- Eurozone slowdown worsens. After a moderate slowdown in 2018, the Eurozone economy is likely to enter a period of stagnation as France, Italy, Germany and Spain post weaker growth figures than expected. The likely rise in bond yields may also affect credit growth. Governments have completely abandoned any reform agenda and the rise in public spending combined with lower tax revenues and growth might erode the confidence in the solvency of the Eurozone major economies. Brexit is likely to be a minor factor in this slowdown. The largest impact is probably going to come from weakening consumption and industrial output. Weak commodity prices may help the Eurozone avoid a recession, but credit risks will probably intensify as the effect of ECB purchases ends and political unrest rises.
- Brexit impact becomes negligible on the UK economy. The process of exit from the EU is unlikely to create the doomsday scenario announced by many as the dynamism of the exporting industry, the strength of the labour market and the comparatively attractive taxation versus global peers generate a better growth environment for the UK.
- Commodities rebound only to fall again on China failed stimulus. There will likely be a trade agreement between China and the U.S. that may help energy commodities as well as base and industrial metals short-term. However, markets focusing on this trade agreement catalyst are likely to be disappointed into the end of the year as the evidence of debt saturation and structural factors behind the economic slowdown of China become more evident. The headlines of a massive stimulus and a trade agreement will probably drive growth estimates to overoptimistic levels that may need significant downgrades as the reality of disinflation and global slowdown becomes more apparent.
- Gold rises as liquidity dries up and currencies weaken. Emerging market concerns are likely to rise again as the recent calm is tested by large U.S. dollar denominated maturities. Emerging economies have increased their imbalances—both fiscal and trade deficits in many countries—throughout 2018. There is very little that most governments want to do to avoid the increasingly demanding net financing needs. As the optimism about growth and Federal Reserve dovishness fades, we are likely to see the central banks of most emerging economies letting their currencies devalue in order to maintain foreign exchange reserves.
- U.S. economy avoids recession but slows down. The government shutdown will not generate a massive impact on the economy, and steady flow of capital into the U.S. economy is likely to drive a moderate slowdown that avoids recession thanks to a stronger and more dynamic economy than the European, Japanese and Chinese. Low oil prices and a strong dollar are needed to avoid recession. If the Fed capitulates and halts the announced rate hikes, we might see a temporary bounce in risky assets and investors retrying the reflation trade, but only to see another year of two halves where flight to U.S. assets is likely to accelerate once investors find that the headlines of trade agreement, Fed dovishness and Chinese stimulus are not as bullish in terms of growth and global demand as needed to keep the U.S. dollar carry trade ongoing.

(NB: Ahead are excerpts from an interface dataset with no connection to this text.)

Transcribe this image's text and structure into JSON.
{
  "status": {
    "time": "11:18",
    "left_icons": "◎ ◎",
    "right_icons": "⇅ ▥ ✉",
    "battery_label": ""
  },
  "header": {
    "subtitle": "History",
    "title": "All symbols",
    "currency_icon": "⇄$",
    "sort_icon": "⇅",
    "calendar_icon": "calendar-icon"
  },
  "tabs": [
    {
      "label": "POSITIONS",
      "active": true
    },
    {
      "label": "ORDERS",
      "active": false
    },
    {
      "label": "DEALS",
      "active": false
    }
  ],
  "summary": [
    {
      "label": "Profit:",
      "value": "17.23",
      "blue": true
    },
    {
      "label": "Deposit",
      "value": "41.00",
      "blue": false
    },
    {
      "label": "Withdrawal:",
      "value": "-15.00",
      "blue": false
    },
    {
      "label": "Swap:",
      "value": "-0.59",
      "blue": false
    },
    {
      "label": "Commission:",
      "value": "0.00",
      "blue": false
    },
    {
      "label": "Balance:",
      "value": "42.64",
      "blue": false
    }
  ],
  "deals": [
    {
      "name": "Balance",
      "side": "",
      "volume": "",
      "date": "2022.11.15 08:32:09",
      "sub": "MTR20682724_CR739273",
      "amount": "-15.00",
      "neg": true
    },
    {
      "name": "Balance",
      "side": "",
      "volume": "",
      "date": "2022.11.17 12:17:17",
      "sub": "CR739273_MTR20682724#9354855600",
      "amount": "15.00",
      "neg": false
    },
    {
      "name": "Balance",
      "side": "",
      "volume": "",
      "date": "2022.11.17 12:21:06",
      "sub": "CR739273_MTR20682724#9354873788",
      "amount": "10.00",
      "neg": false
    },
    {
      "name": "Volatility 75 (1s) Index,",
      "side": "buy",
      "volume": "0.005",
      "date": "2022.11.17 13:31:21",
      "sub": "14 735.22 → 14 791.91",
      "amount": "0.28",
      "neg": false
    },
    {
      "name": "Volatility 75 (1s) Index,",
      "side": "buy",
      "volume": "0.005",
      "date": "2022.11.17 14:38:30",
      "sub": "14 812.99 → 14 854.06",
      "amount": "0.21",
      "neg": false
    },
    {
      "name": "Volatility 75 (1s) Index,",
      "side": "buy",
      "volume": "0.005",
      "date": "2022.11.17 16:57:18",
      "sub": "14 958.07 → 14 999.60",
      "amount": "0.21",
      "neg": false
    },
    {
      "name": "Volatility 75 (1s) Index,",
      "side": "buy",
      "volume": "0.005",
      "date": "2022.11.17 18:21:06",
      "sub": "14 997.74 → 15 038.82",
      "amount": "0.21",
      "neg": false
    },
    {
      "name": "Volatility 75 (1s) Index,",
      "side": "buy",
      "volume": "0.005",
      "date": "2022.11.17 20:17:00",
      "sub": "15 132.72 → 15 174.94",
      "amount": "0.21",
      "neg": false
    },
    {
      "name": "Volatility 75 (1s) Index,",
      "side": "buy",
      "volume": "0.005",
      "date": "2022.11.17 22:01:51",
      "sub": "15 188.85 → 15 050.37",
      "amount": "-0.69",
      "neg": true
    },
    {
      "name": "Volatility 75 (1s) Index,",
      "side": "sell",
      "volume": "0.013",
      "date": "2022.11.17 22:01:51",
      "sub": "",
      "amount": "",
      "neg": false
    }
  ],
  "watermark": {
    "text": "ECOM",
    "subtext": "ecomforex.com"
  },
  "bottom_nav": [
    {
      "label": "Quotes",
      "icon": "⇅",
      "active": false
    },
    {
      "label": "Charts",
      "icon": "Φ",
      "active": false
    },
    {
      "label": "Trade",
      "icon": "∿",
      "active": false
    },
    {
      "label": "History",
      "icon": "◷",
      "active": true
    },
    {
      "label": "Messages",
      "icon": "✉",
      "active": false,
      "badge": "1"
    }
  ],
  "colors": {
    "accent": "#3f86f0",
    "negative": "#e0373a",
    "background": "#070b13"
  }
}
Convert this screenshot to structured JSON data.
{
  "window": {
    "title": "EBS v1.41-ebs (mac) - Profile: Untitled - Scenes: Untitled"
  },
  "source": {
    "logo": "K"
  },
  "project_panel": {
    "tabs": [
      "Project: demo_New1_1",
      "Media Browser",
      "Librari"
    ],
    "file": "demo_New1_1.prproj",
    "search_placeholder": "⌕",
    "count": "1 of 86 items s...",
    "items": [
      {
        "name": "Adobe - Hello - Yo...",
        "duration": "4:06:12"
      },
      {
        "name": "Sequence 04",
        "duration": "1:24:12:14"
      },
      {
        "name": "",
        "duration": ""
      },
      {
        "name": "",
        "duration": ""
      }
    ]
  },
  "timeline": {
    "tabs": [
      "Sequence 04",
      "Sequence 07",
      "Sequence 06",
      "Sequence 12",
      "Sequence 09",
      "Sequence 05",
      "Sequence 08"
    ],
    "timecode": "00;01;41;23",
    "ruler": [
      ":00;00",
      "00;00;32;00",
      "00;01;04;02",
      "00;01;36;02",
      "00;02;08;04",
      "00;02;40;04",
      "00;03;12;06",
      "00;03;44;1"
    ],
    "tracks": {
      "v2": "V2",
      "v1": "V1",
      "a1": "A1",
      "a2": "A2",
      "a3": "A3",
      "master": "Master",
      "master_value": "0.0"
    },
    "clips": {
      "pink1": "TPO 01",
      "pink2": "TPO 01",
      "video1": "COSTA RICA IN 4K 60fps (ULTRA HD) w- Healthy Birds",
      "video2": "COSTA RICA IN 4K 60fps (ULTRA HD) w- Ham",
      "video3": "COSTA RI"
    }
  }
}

- The biggest positive scenario for 2019 would be that central banks maintain their promises of normalization and the economies gradually strengthen driven by savings and productive investment.
- The biggest negative scenario for 2019 is that economies believe that 2018 was an anomaly and fall into the trap of believing, like in 2008, that a China stimulus will prevent the change of cycle.
Daniel Lacalle is Chief Economist at Tressis, SV a PhD in Economics and author of Life In The Financial Markets, The Energy World Is Flat” (Wiley) and Escape from the Central Bank Trap (BEP). He has been ranked as one of the Top 20 Economists in the World by Richtopia and has over 24 years of experience in the energy and finance sectors.